__EXERCISE DESCRIPTION__. Whenever "icon" appears in a line, please copy that line from the data.

Page and application data records:
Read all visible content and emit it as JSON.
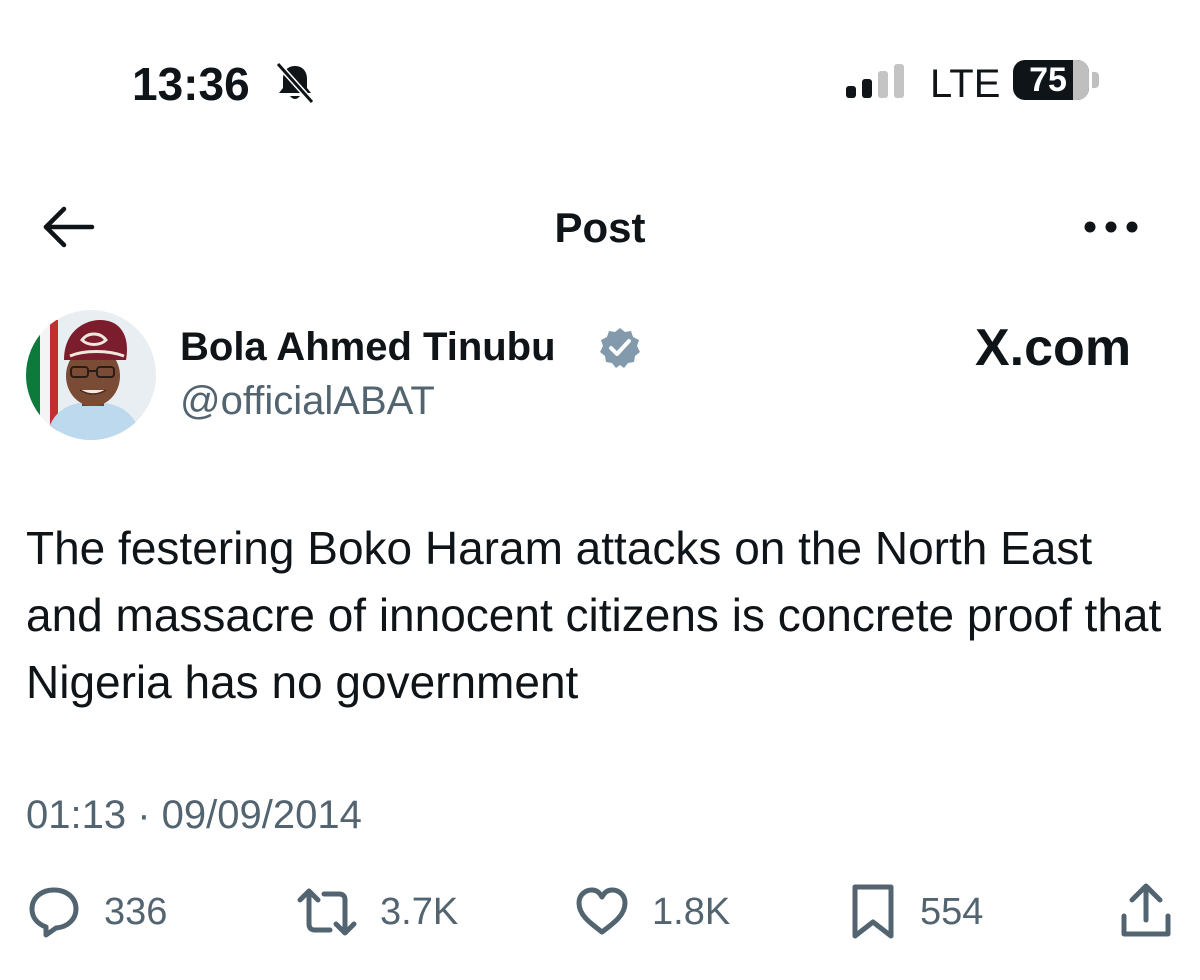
{
  "status_bar": {
    "time": "13:36",
    "network": "LTE",
    "battery_level": "75",
    "bell_icon": "bell-slash-icon",
    "signal_icon": "cellular-signal-icon"
  },
  "nav": {
    "title": "Post",
    "back_icon": "arrow-left-icon",
    "more_icon": "ellipsis-icon"
  },
  "post": {
    "author_name": "Bola Ahmed Tinubu",
    "author_handle": "@officialABAT",
    "verified_icon": "verified-badge-icon",
    "source_label": "X.com",
    "text": "The festering Boko Haram attacks on the North East and massacre of innocent citizens is concrete proof that Nigeria has no government",
    "timestamp": "01:13 · 09/09/2014"
  },
  "actions": {
    "replies": "336",
    "reposts": "3.7K",
    "likes": "1.8K",
    "bookmarks": "554"
  },
  "colors": {
    "text_primary": "#0f1419",
    "text_secondary": "#536471",
    "verified_badge": "#829aab"
  }
}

__ANSWER BOX__.
    "bell_icon": "bell-slash-icon",
    "signal_icon": "cellular-signal-icon"
    "back_icon": "arrow-left-icon",
    "more_icon": "ellipsis-icon"
    "verified_icon": "verified-badge-icon",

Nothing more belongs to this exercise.